How Did Minister Khaw Pay Only $8 For His Surgery?

In October 2010, it was reported that Minister for Health Khaw Boon Wan paid only $8 in cash for a heart bypass surgery he underwent in May that year. There is quite a bit of anti-government sentiment online and this renewed unhappiness amongst many who were upset with the relentless rise of the cost of living in Singapore, particularly healthcare.

I’m not going into the politics of it as this is a financial blog, but from a financial planning perspective I disagree with some of the views that were expressed on various sociopolitical websites.

Mr. Khaw’s bill was only $8 in cash as he had Medishield and also a private Medishield-integrated Shield insurance. His insurance coverage took care of most of the bill and his Medisave savings paid for most of his co-payment, leading to only $8 payable by cash.

Other than unfounded allegations that Mr. Khaw paid merely $8 because of his ministerial position, the number one criticism online seems to be that normal citizens could not afford the high premiums he must be paying for his private insurance.
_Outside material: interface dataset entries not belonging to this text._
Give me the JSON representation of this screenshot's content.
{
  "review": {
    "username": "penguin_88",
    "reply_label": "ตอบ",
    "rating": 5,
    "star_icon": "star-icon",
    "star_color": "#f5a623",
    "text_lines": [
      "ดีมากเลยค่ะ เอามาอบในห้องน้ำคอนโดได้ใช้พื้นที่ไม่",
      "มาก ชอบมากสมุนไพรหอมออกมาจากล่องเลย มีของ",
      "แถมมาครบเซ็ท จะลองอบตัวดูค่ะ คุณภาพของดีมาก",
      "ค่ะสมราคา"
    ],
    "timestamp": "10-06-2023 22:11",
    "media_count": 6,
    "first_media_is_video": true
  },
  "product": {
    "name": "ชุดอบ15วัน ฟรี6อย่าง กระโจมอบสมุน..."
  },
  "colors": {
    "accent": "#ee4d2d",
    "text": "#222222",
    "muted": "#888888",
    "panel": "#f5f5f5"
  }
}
Is this true?

If we take a look at the private Shield plans in the market, all of them are payable with one’s Medisave account. Medisave is locked up by CPF only to be used for medical expenses. Moreover, there are limits to how much you can use from Medisave to pay for different expenses, after which you would have to pay in cash. Thus, it makes perfect sense for one to use Medisave funds to insure himself from medical expenses so that his cash reserves are better protected.

For a man in his fifties like Mr. Khaw, the premium per year is about $700 which includes coverage for even private hospitals. This is below the withdrawal limit of $800 per year imposed by CPF. For a person earning a gross salary of $2,000 a month, at least 6% is contributed to his Medisave account. This makes $1,440 a year. After subtracting the premium, the rest is growing at a 4% per annum interest for future withdrawal.

With a bill size of $30,000, the insured will have to pay a co-payment of around $5,700 assuming he chooses to be treated at a private hospital. This sum can be paid by partially by Medisave subjected to specified withdrawal limits. It is likely that Mr. Khaw also opted to purchase a rider with cash which enhanced his coverage which can be as affordable as around $20 per month, again even for private ward coverage.

Of course, there are quite expensive hospitalisation plans out there in the market, so it’s back to the importance of being a prudent buyer and finding the right adviser.

The biggest take-away point is this: If a minister, who can easily afford a hospital bill of even a few hundred thousand dollars, bothers to buy medical insurance for himself, can people like us who earn much less afford not to?

Thumbs up to keep me writing more!